Drivers and teams encouraged by new devices being developed to solve potentially deadly problem of stuck accelerators.
In less time than it will take to read this sentence, Bobby Labonte went from being the best in his sport to preparing for the worst.
During a morning practice session Sept. 1, the Winston Cup points leader drove into the third turn at Darlington Raceway, let off the gas and nothing happened.
Labonte frantically stomped on the brake pedal in an attempt to slow the car.
Moments later, his No. 18 Pontiac broadsided the foot-thick concrete wall at more than 160 mph.
"It could have been a lot worse," said Labonte, who walked away unhurt.

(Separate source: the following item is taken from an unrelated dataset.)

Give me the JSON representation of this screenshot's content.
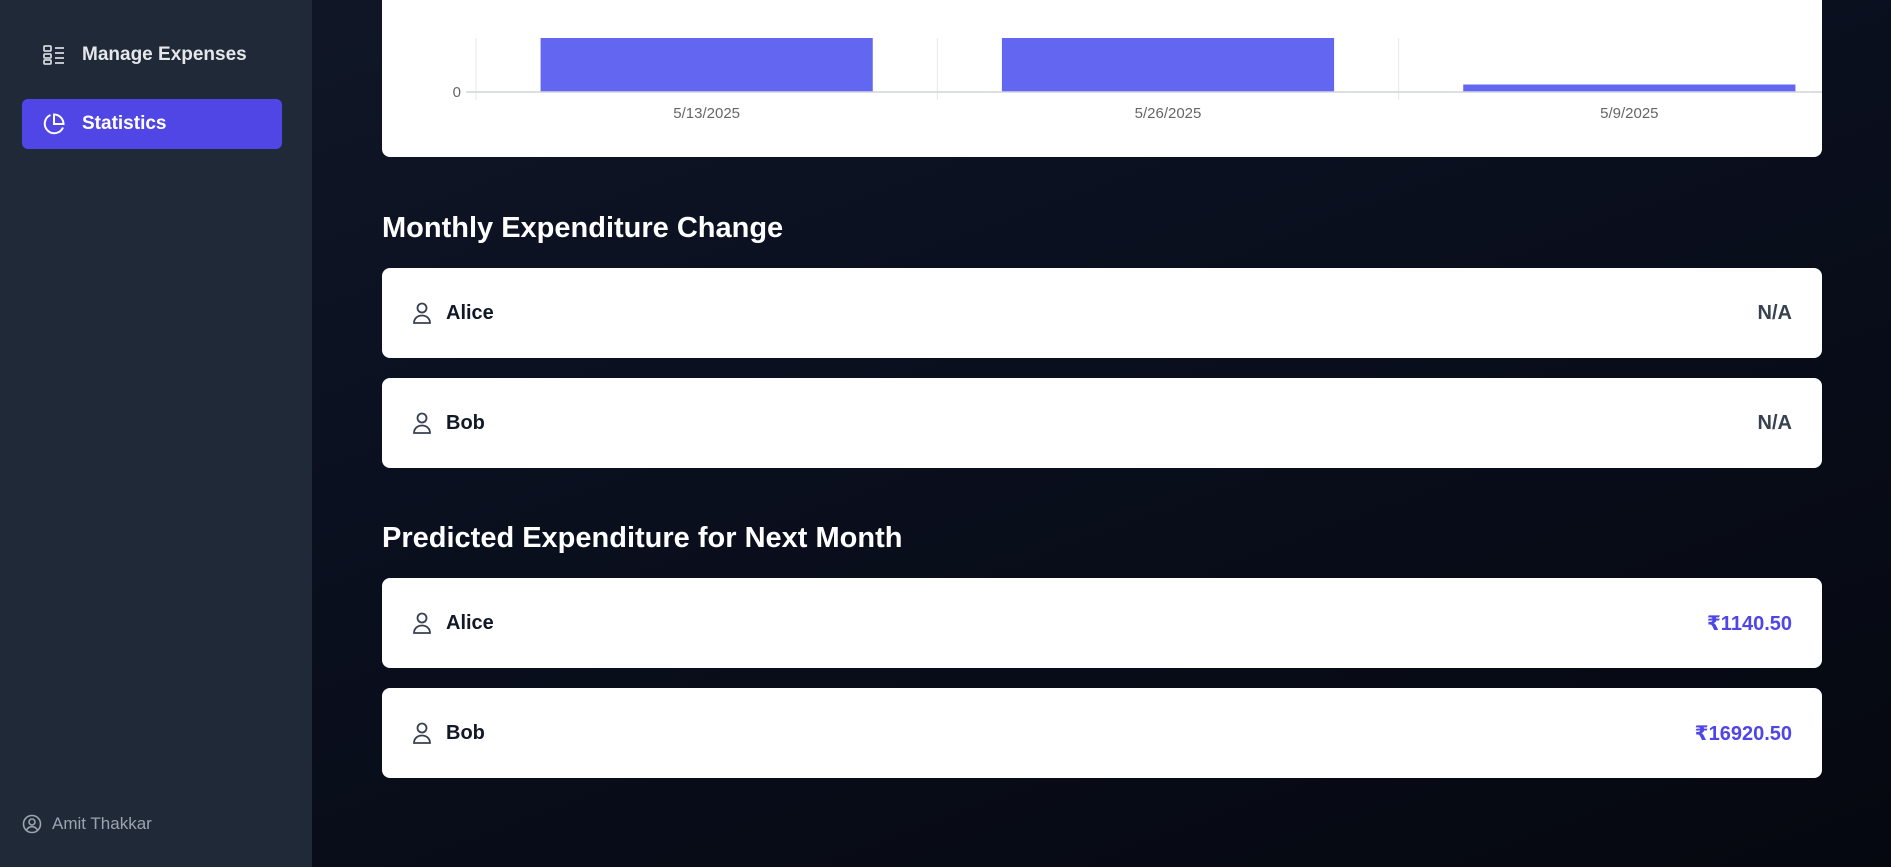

"It was a hard enough hit for me to be hurt. But the positive part was that I'm physically fit enough or it wasn't enough of an angle, or speed, or it was glancing enough that it didn't have any bad effects."
Labonte's wreck returned attention to the problem of stuck accelerators, which are suspected to have caused the fatal crashes involving Kenny Irwin and Adam Petty this year at New Hampshire International Speedway.
"It surprises me that it's as much of a problem as it is," said Scott Pruett, a Winston Cup rookie and former Championship Auto Racing Teams driver. "I guess at the same time it doesn't much matter what I think. It's a reality. It's reality there's been a couple of deaths because of it."
Debris from the track and broken parts can cause a stuck accelerator, but the most common cause is a rod that connects the gas pedal to the air cleaner.
Sometimes the rod sticks and the car continues accelerating even if a driver has lifted off the gas.
The problem is compounded at flat racetracks where there is little banking and the driving line is far from the wall.
"I think all of us of us have had it happen at least one time in our career," three-time Winston Cup champion Jeff Gordon said. "I know I have. I had it happen at Martinsville in a Busch car one time. It absolutely destroyed the car."
NASCAR mandated two engine cutoff switches be installed before the Brickyard 400 on Aug. 5. Labonte didn't have time to activate either during his crash.
Some believe there may be a better answer.
Before Labonte's wreck, only one driver had talked to Jeff Burton about a new safety device he had tested a week earlier.
The device consists of two sensors in the intake manifold and brake system.
If a driver slams on his brakes and the engine is at or near full acceleration, the ignition automatically shuts off. The engine then loses power, allowing the driver to regain control and possibly avoid impact.
"It works really well," Burton said. "It takes the need for the driver to find the kill switch out of the equation. He just reacts as he normally would to the throttle hanging by applying a great deal of brake pressure. Ricky Rudd and I tested it and we weren't able to find any flaws in it by trying to make it activate when it shouldn't and it always came on when it should've."
Jack Roush, who owns five Winston Cup cars including Burton's, is spearheading development of the system, which is similar to one former CART chief steward Wally Dallenbach created five years ago.
Roush said that as many as six will be available for use in the Chevrolet Monte Carlo 400 tonight at Richmond International Raceway. By next weekend, a dozen devices may be ready for use. "Once we've put them in enough cars to get driver feedback," he said, "we think that they will see all positives and no negatives."
NASCAR, which has kept an eye on the system's development, isn't requiring the device but will allow voluntary use.
"It is something that's being researched right now," NASCAR chief operating officer Mike Helton said. "It's an ongoing conversation. We may see some of them voluntarily used in some of the races soon. It's a direction we are going and we'll continue to go in.
"We wouldn't stop someone from putting it in cars right now. What you have, though, is a new element that has to be thought through. And a competitor generally doesn't want to put something brand new in a race car in a points battle."
The Roush device will cost teams from $480 to $550.
In contrast, one Goodyear racing tire costs $300.
"Cost is really a not a factor when you're trying to save somebody's life," said Tommy Baldwin, crew chief for Ward Burton.
Drivers and teams seem encouraged by the new devices being developed, but hope that doesn't lead to complacency.
"Obviously there are things that have been done, everyone is paying more attention to it, and obviously it also still happens so we still have a ways to go to making things totally better," defending Winston Cup champion Dale Jarrett said. "So, as long as we're moving forward and in a positive direction, that's all that we're asking. We realize that things can't happen overnight and whenever something is done, it has to be something that is the right thing and sometimes that takes a little bit of time to research. You can't just snap your fingers and make these hung throttles go away."